=== Exercise objective ===
Reproduce all of the listing below without alteration.
________________
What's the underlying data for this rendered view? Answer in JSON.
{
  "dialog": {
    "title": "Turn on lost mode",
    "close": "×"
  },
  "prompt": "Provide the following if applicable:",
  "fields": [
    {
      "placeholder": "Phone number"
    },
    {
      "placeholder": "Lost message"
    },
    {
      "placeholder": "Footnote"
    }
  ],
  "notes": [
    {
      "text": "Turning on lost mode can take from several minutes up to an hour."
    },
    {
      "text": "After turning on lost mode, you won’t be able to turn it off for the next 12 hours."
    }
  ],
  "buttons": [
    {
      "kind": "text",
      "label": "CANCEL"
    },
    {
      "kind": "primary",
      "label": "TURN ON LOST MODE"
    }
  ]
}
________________
=== Output of the exercise ===
What's the underlying data for this rendered view? Answer in JSON.
{
  "dialog": {
    "title": "Turn on lost mode",
    "close": "×"
  },
  "prompt": "Provide the following if applicable:",
  "fields": [
    {
      "placeholder": "Phone number"
    },
    {
      "placeholder": "Lost message"
    },
    {
      "placeholder": "Footnote"
    }
  ],
  "notes": [
    {
      "text": "Turning on lost mode can take from several minutes up to an hour."
    },
    {
      "text": "After turning on lost mode, you won’t be able to turn it off for the next 12 hours."
    }
  ],
  "buttons": [
    {
      "kind": "text",
      "label": "CANCEL"
    },
    {
      "kind": "primary",
      "label": "TURN ON LOST MODE"
    }
  ]
}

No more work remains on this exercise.